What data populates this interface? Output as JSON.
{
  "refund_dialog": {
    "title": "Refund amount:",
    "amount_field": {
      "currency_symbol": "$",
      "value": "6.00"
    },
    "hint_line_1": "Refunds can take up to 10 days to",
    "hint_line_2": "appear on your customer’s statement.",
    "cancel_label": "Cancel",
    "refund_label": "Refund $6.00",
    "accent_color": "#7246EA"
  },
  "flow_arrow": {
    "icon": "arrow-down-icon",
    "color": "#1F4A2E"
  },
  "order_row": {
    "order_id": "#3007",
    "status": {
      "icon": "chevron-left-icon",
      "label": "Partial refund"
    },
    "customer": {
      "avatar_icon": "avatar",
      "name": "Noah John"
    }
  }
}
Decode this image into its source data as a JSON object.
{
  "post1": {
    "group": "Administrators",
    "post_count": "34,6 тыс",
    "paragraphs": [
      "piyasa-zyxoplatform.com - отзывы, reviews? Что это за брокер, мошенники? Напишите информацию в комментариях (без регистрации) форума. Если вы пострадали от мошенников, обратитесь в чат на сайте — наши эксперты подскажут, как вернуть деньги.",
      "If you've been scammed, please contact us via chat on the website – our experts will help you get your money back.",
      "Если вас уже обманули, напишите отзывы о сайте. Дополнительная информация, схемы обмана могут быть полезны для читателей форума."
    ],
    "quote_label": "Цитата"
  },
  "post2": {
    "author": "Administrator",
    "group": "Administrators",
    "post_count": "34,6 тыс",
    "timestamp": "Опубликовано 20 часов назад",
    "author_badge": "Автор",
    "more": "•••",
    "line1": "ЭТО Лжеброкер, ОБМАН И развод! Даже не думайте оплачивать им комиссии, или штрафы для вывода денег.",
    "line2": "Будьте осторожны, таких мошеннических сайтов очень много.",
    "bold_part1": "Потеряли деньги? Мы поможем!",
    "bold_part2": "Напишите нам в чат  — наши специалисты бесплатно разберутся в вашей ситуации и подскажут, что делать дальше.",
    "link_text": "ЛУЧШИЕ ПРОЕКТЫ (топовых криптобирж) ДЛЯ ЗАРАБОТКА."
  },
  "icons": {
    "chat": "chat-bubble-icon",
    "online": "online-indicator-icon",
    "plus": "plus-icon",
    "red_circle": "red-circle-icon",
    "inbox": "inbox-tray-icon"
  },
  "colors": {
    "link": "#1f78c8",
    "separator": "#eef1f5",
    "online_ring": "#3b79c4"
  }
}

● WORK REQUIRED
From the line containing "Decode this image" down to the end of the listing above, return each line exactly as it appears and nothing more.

● ANSWER BELOW
Decode this image into its source data as a JSON object.
{
  "post1": {
    "group": "Administrators",
    "post_count": "34,6 тыс",
    "paragraphs": [
      "piyasa-zyxoplatform.com - отзывы, reviews? Что это за брокер, мошенники? Напишите информацию в комментариях (без регистрации) форума. Если вы пострадали от мошенников, обратитесь в чат на сайте — наши эксперты подскажут, как вернуть деньги.",
      "If you've been scammed, please contact us via chat on the website – our experts will help you get your money back.",
      "Если вас уже обманули, напишите отзывы о сайте. Дополнительная информация, схемы обмана могут быть полезны для читателей форума."
    ],
    "quote_label": "Цитата"
  },
  "post2": {
    "author": "Administrator",
    "group": "Administrators",
    "post_count": "34,6 тыс",
    "timestamp": "Опубликовано 20 часов назад",
    "author_badge": "Автор",
    "more": "•••",
    "line1": "ЭТО Лжеброкер, ОБМАН И развод! Даже не думайте оплачивать им комиссии, или штрафы для вывода денег.",
    "line2": "Будьте осторожны, таких мошеннических сайтов очень много.",
    "bold_part1": "Потеряли деньги? Мы поможем!",
    "bold_part2": "Напишите нам в чат  — наши специалисты бесплатно разберутся в вашей ситуации и подскажут, что делать дальше.",
    "link_text": "ЛУЧШИЕ ПРОЕКТЫ (топовых криптобирж) ДЛЯ ЗАРАБОТКА."
  },
  "icons": {
    "chat": "chat-bubble-icon",
    "online": "online-indicator-icon",
    "plus": "plus-icon",
    "red_circle": "red-circle-icon",
    "inbox": "inbox-tray-icon"
  },
  "colors": {
    "link": "#1f78c8",
    "separator": "#eef1f5",
    "online_ring": "#3b79c4"
  }
}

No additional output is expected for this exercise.